┌──

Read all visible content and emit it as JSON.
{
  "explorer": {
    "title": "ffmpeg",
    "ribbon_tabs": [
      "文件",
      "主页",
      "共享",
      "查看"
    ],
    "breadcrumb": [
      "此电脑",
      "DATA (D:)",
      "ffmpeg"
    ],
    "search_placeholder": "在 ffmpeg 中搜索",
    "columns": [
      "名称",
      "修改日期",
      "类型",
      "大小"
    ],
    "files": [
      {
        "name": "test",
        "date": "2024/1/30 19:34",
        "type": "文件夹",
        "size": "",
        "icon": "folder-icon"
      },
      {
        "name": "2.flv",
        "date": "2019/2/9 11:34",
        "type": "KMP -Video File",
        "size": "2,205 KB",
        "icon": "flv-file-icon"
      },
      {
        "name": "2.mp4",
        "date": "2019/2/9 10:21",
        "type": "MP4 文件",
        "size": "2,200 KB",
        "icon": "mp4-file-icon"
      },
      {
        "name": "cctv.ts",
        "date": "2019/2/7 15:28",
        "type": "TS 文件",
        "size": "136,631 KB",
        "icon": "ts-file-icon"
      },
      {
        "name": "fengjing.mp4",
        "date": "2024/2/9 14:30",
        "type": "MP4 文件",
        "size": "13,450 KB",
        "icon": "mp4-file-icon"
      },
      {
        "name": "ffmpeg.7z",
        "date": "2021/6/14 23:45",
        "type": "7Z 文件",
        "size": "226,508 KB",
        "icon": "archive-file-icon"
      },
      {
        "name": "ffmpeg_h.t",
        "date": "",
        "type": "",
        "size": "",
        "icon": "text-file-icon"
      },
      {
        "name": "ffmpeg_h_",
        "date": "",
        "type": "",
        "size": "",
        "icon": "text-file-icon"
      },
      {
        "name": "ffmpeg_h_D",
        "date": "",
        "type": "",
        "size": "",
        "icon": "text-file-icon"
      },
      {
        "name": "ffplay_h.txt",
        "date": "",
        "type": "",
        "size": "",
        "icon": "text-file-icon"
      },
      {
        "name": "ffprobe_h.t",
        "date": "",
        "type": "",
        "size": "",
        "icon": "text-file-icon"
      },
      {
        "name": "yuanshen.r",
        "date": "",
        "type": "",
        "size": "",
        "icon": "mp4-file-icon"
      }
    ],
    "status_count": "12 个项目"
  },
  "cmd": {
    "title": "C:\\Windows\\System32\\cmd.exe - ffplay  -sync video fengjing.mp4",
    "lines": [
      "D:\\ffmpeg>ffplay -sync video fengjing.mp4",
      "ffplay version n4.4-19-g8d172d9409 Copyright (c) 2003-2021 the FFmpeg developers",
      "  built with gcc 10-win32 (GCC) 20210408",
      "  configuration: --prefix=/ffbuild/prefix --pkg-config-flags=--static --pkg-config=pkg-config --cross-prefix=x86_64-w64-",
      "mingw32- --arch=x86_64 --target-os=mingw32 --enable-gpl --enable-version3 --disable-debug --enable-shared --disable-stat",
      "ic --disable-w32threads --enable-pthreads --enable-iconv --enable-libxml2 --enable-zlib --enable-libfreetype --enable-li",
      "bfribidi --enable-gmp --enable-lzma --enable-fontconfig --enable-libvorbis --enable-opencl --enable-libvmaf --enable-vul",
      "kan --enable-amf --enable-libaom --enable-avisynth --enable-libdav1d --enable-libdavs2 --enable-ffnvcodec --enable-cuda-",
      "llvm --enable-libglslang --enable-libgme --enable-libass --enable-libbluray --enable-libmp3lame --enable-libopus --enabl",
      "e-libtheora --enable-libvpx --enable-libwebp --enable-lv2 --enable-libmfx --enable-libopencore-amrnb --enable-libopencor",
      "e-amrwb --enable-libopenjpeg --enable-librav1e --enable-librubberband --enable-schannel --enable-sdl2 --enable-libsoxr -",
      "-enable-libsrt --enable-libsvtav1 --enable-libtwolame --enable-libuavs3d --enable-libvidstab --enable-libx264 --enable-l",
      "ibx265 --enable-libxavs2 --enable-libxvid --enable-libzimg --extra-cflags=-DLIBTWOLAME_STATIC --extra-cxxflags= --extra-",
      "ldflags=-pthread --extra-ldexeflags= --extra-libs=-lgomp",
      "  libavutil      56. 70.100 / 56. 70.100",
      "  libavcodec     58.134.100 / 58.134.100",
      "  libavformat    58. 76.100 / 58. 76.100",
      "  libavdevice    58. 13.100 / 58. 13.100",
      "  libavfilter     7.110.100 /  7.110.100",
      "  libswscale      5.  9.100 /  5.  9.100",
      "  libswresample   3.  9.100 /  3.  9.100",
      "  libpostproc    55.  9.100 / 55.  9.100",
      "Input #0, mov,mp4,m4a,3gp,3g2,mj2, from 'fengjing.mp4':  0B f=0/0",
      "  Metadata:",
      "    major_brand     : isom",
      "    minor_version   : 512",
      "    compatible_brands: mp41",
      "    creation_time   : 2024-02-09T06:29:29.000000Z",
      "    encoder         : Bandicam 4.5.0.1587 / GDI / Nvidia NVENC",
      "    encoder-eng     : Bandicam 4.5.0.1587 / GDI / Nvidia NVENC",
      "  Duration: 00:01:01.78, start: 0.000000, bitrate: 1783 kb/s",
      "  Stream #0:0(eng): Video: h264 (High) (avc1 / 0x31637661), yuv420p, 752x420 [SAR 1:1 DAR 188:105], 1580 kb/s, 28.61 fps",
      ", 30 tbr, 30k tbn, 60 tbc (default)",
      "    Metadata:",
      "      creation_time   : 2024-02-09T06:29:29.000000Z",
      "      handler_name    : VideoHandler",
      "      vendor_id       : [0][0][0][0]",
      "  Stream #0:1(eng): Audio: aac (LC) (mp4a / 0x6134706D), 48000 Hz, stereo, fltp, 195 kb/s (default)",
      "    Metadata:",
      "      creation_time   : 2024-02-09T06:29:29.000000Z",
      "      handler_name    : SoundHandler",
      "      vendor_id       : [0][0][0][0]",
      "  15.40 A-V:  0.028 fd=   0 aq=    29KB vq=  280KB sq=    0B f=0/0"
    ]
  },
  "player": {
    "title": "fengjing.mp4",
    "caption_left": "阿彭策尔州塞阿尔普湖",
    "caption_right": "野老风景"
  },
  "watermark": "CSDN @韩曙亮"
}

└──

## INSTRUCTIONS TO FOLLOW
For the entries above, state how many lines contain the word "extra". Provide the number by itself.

## SOLUTION
2